COLUMBUS -- Ohio schools would be required to use U.S.-made steel products in their renovations, under legislation being considered in the Ohio House.
Rep. John Boccieri (D-Poland) offered HB 57 in response to lead contamination in water systems in Sebring in Northeast Ohio. Lead was identified in a middle school in that community, he told the House's Economic Development, Commerce and Labor Committee March 21, from water fountain systems that were produced in China.
"These pipes were visibly corroded and faulty when maintenance staff broke down the wall and investigated the pipes," Boccieri said in his submitted testimony. "I believe that in choosing to use defective foreign steel for critical infrastructure that serves young students and affects their daily health, we were not doing all we could to ensure the safety of our children."
Ohio already has requirements in place requiring domestic steel in new public facilities construction, Boccieri and Rep. Dan Ramos (D-Lorain), the other primary co-sponsor of the legislation, told committee members. But those requirements don't extend to renovation or repair projects, they said.
HB 57 would fix that, requiring public primary and secondary schools and college and university buildings regularly used by students to use U.S. steel as part of their renovations. Private colleges and universities also would have to meet the requirement if they finance building improvements through state bonding.
Boccieri said the legislation would provide economic benefits to Ohio's steel industry and would counter dumping of steel by other countries.
"There have been several publicly reported incidences of Chinese steel producing unsafe infrastructure and faulty products," he said. "When it comes to our children, we need to ensure that we are not sacrificing any level of quality or safety, and that means turning to what we know is reliable."
Rep. Michele Lepore-Hagan (D-Youngstown), the ranking minority member of the House Economic Development, Commerce and Labor Committee, voiced her support for the bill Tuesday, asking whether the U.S. steel requirement could be extended to cover all public facility renovation projects.
"This does seem to be something that can be overlooked right now," she said.
Rep. Al Landis (R-Dover) asked whether the legislation covered only finished products or those made in the United States from raw material imported from elsewhere.
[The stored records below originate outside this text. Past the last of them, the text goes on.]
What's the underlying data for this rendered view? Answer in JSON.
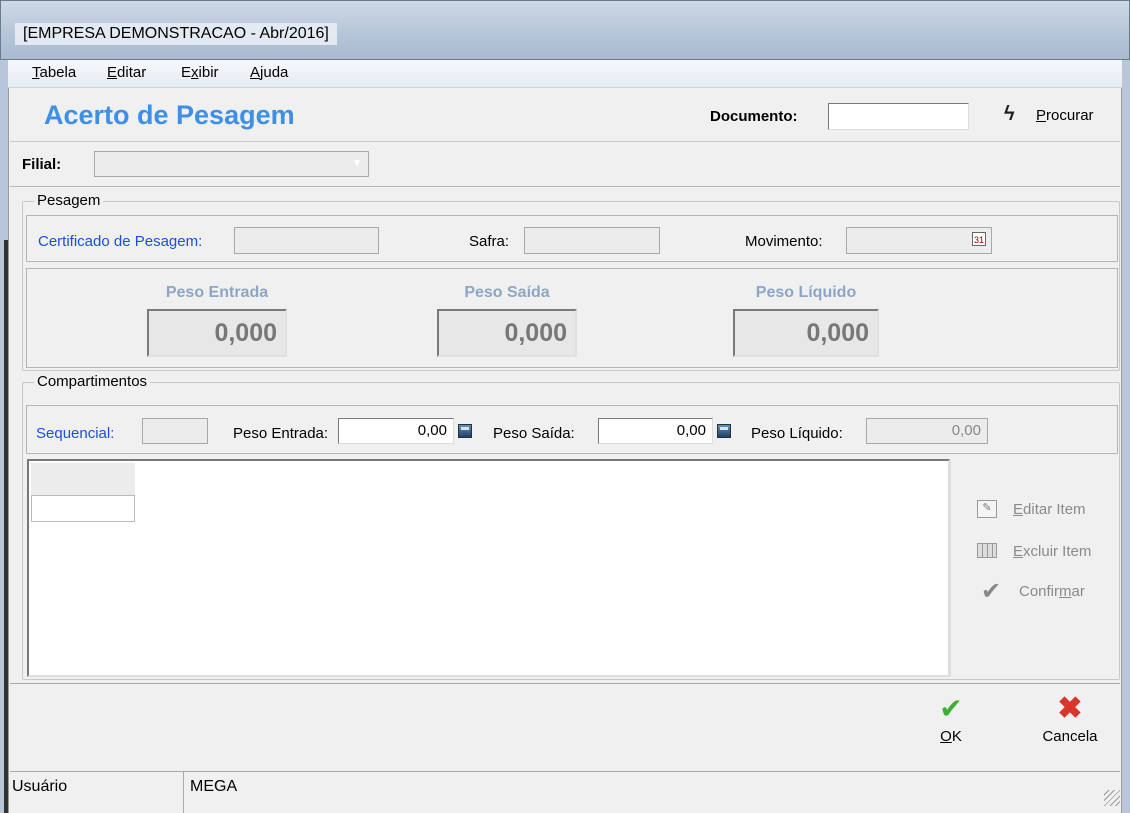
{
  "window": {
    "title": "[EMPRESA DEMONSTRACAO - Abr/2016]"
  },
  "menu": [
    {
      "label": "Tabela",
      "accel": "T",
      "rest": "abela"
    },
    {
      "label": "Editar",
      "accel": "E",
      "rest": "ditar"
    },
    {
      "label": "Exibir",
      "pre": "E",
      "accel": "x",
      "rest": "ibir"
    },
    {
      "label": "Ajuda",
      "accel": "A",
      "rest": "juda"
    }
  ],
  "header": {
    "title": "Acerto de Pesagem",
    "documento_label": "Documento:",
    "documento_value": "",
    "procurar_label": "Procurar",
    "procurar_accel": "P",
    "procurar_rest": "rocurar"
  },
  "filial": {
    "label": "Filial:",
    "value": ""
  },
  "pesagem": {
    "legend": "Pesagem",
    "certificado_label": "Certificado de Pesagem:",
    "certificado_value": "",
    "safra_label": "Safra:",
    "safra_value": "",
    "movimento_label": "Movimento:",
    "movimento_value": "",
    "peso_entrada_label": "Peso Entrada",
    "peso_entrada_value": "0,000",
    "peso_saida_label": "Peso Saída",
    "peso_saida_value": "0,000",
    "peso_liquido_label": "Peso Líquido",
    "peso_liquido_value": "0,000"
  },
  "compartimentos": {
    "legend": "Compartimentos",
    "sequencial_label": "Sequencial:",
    "sequencial_value": "",
    "peso_entrada_label": "Peso Entrada:",
    "peso_entrada_value": "0,00",
    "peso_saida_label": "Peso Saída:",
    "peso_saida_value": "0,00",
    "peso_liquido_label": "Peso Líquido:",
    "peso_liquido_value": "0,00",
    "editar_item": "Editar Item",
    "editar_item_accel": "E",
    "editar_item_rest": "ditar Item",
    "excluir_item": "Excluir Item",
    "excluir_item_accel": "E",
    "excluir_item_rest": "xcluir Item",
    "confirmar": "Confirmar",
    "confirmar_pre": "Confir",
    "confirmar_accel": "m",
    "confirmar_rest": "ar"
  },
  "footer": {
    "ok_label": "OK",
    "ok_accel": "O",
    "ok_rest": "K",
    "cancela_label": "Cancela"
  },
  "status": {
    "user_label": "Usuário",
    "user_value": "MEGA"
  },
  "colors": {
    "title_blue": "#3d8fe8",
    "link_blue": "#1a4fd6",
    "ok_green": "#3cb034",
    "cancel_red": "#d9362b"
  }
}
"Once you add value to that, it can actually be stamped as American made, yet it's still from a foreign melt source," he said, adding, "There's a fine line there to what is domestic."
Boccieri said his focus with the bill was on finished products, which would be subject to U.S. standards and not lesser requirements of other countries.
Marc Kovac covers the Ohio Statehouse for Gatehouse Media. Contact him at email@example.com or on Twitter at OhioCapitalBlog.